── THE DATA

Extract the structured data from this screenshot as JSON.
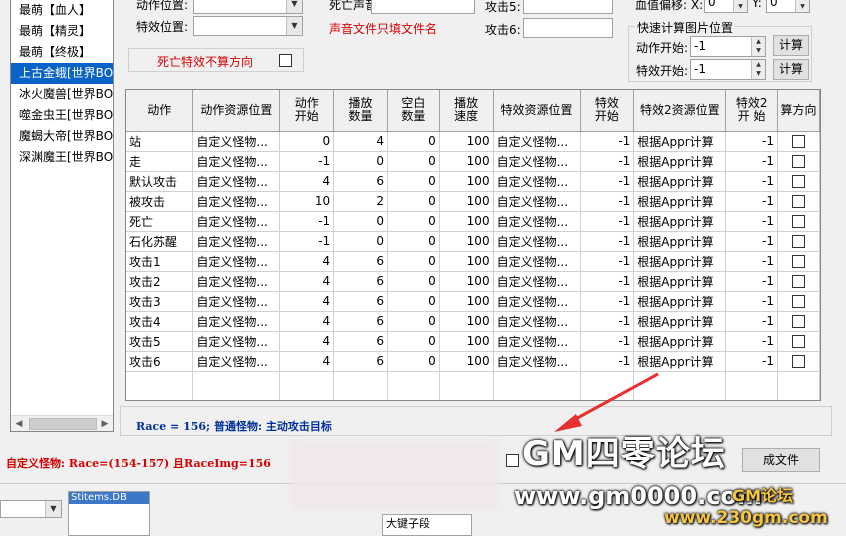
{
  "left_list": {
    "items": [
      "最萌【血人】",
      "最萌【精灵】",
      "最萌【终极】",
      "上古金蛾[世界BOSS",
      "冰火魔兽[世界BOSS",
      "噬金虫王[世界BOSS",
      "魔蝎大帝[世界BOSS",
      "深渊魔王[世界BOSS"
    ],
    "selected_index": 3
  },
  "form": {
    "action_pos_label": "动作位置:",
    "effect_pos_label": "特效位置:",
    "death_sound_label": "死亡声音:",
    "sound_hint": "声音文件只填文件名",
    "attack5_label": "攻击5:",
    "attack6_label": "攻击6:",
    "blood_offset_label": "血值偏移: X:",
    "blood_x": "0",
    "blood_y_label": "Y:",
    "blood_y": "0",
    "death_effect_label": "死亡特效不算方向"
  },
  "quick_calc": {
    "title": "快速计算图片位置",
    "action_start_label": "动作开始:",
    "action_start_value": "-1",
    "effect_start_label": "特效开始:",
    "effect_start_value": "-1",
    "calc_button": "计算",
    "calc_button2": "计算"
  },
  "grid": {
    "headers": [
      "动作",
      "动作资源位置",
      "动作\n开始",
      "播放\n数量",
      "空白\n数量",
      "播放\n速度",
      "特效资源位置",
      "特效\n开始",
      "特效2资源位置",
      "特效2\n开 始",
      "算方向"
    ],
    "rows": [
      [
        "站",
        "自定义怪物...",
        "0",
        "4",
        "0",
        "100",
        "自定义怪物...",
        "-1",
        "根据Appr计算",
        "-1"
      ],
      [
        "走",
        "自定义怪物...",
        "-1",
        "0",
        "0",
        "100",
        "自定义怪物...",
        "-1",
        "根据Appr计算",
        "-1"
      ],
      [
        "默认攻击",
        "自定义怪物...",
        "4",
        "6",
        "0",
        "100",
        "自定义怪物...",
        "-1",
        "根据Appr计算",
        "-1"
      ],
      [
        "被攻击",
        "自定义怪物...",
        "10",
        "2",
        "0",
        "100",
        "自定义怪物...",
        "-1",
        "根据Appr计算",
        "-1"
      ],
      [
        "死亡",
        "自定义怪物...",
        "-1",
        "0",
        "0",
        "100",
        "自定义怪物...",
        "-1",
        "根据Appr计算",
        "-1"
      ],
      [
        "石化苏醒",
        "自定义怪物...",
        "-1",
        "0",
        "0",
        "100",
        "自定义怪物...",
        "-1",
        "根据Appr计算",
        "-1"
      ],
      [
        "攻击1",
        "自定义怪物...",
        "4",
        "6",
        "0",
        "100",
        "自定义怪物...",
        "-1",
        "根据Appr计算",
        "-1"
      ],
      [
        "攻击2",
        "自定义怪物...",
        "4",
        "6",
        "0",
        "100",
        "自定义怪物...",
        "-1",
        "根据Appr计算",
        "-1"
      ],
      [
        "攻击3",
        "自定义怪物...",
        "4",
        "6",
        "0",
        "100",
        "自定义怪物...",
        "-1",
        "根据Appr计算",
        "-1"
      ],
      [
        "攻击4",
        "自定义怪物...",
        "4",
        "6",
        "0",
        "100",
        "自定义怪物...",
        "-1",
        "根据Appr计算",
        "-1"
      ],
      [
        "攻击5",
        "自定义怪物...",
        "4",
        "6",
        "0",
        "100",
        "自定义怪物...",
        "-1",
        "根据Appr计算",
        "-1"
      ],
      [
        "攻击6",
        "自定义怪物...",
        "4",
        "6",
        "0",
        "100",
        "自定义怪物...",
        "-1",
        "根据Appr计算",
        "-1"
      ]
    ]
  },
  "status": {
    "race_info": "Race = 156; 普通怪物: 主动攻击目标",
    "custom_info": "自定义怪物: Race=(154-157) 且RaceImg=156",
    "gen_button": "成文件",
    "bottom_panel_text": "Stitems.DB",
    "bottom_field_text": "大键子段"
  },
  "watermark": {
    "line1": "GM四零论坛",
    "line2": "www.gm0000.com",
    "line3": "GM论坛",
    "line4": "www.230gm.com"
  },
  "colors": {
    "selection": "#0a64c8",
    "red_text": "#d40000",
    "blue_text": "#00309c"
  }
}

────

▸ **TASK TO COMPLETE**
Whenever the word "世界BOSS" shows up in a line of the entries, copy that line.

▸ **EXERCISE SOLUTION**
      "上古金蛾[世界BOSS",
      "冰火魔兽[世界BOSS",
      "噬金虫王[世界BOSS",
      "魔蝎大帝[世界BOSS",
      "深渊魔王[世界BOSS"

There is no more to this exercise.